  21. ^ "Queensland Baptist churches by date of erection/opening". Baptist Church Archives Queensland. Retrieved 29 November 2021.{{cite web}}: CS1 maint: url-status (link)
  22. ^ "1906 Redland Bay". Baptist Church Archives Queensland. Retrieved 29 November 2021.{{cite web}}: CS1 maint: url-status (link)
  23. ^ "Pulpit and People Sunday School Stagnation". The Telegraph. Queensland, Australia. 16 July 1932. p. 3 (LATE CITY). Retrieved 4 December 2021 – via National Library of Australia.
  24. ^ Kidd, Barry. Redlands Illustrated History, 1979, Jackson O' Sullivan (Qld)
  25. ^ "Redland Bay War Memorial". Queensland War Memorials Register. 23 June 2014. Retrieved 22 November 2021.{{cite web}}: CS1 maint: url-status (link)
  26. ^ a b c d e "Schedule 4 - Heritage Places Register" (PDF). Redland City Council.
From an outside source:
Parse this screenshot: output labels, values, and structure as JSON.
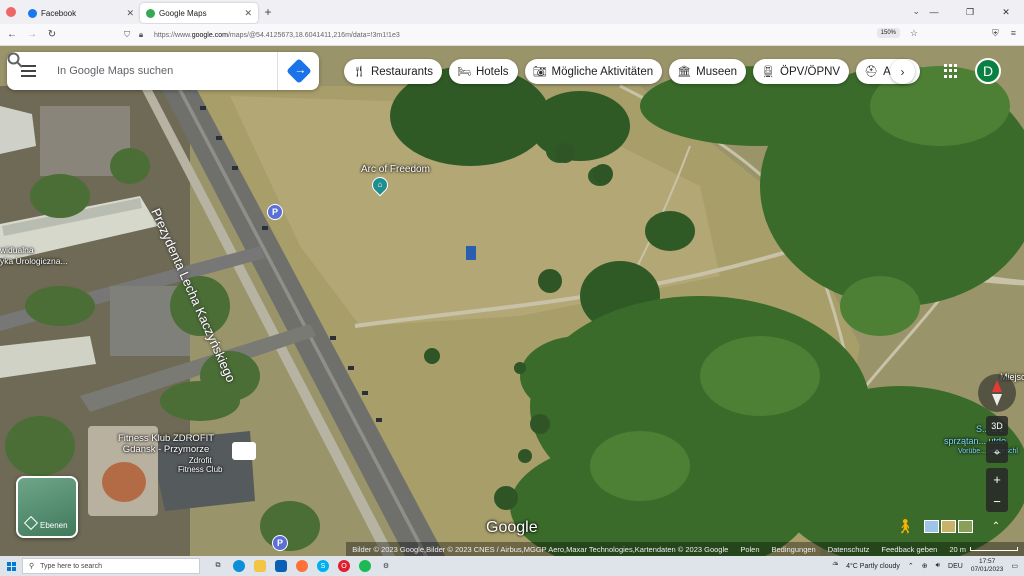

March 2006. p. 2. Archived (PDF) from the original on 5 September 2020. Retrieved 5 September 2020.
  27. ^ "Redland Bay State School Residence (entry 601369)". Queensland Heritage Register. Queensland Heritage Council. Retrieved 12 July 2013.
  28. ^ "Serpentine Creek Road Cemetery (entry 601927)". Queensland Heritage Register. Queensland Heritage Council. Retrieved 12 July 2013.
  29. ^ Jones, David Embry. Wings on the River: Flying Boats on the Brisbane River and Redland Bay. Boolarong Press 2007. ISBN 978-1-921054-27-3
  30. ^ a b c "HISTORY: Flying boats at Redland Bay". Redland City Bulletin. 20 November 2013. Retrieved 23 November 2021.
  31. ^ a b "State and non-state school details". Queensland Government. 9 July 2018. Archived from the original on 21 November 2018. Retrieved 21 November 2018.
  32. ^ "Redland Bay State School". Archived from the original on 12 March 2020. Retrieved 21 November 2018.
  33. ^ "ACARA School Profile 2017". Archived from the original on 22 November 2018. Retrieved 22 November 2018.
  34. ^ "Redland Bay SS - Special Education Program". Archived from the original on 12 March 2020. Retrieved 21 November 2018.
  35. ^ "Queensland Globe". State of Queensland. Retrieved 22 November 2021.
  36. ^ "Mobile Library". Redland City Council. Archived from the original on 30 January 2018. Retrieved 31 January 2018.

Further reading

  • Redland Bay State School (1981). Redland Bay State School 1881-1981. Redland Bay State School. ISBN 978-0-9593691-0-6.

External links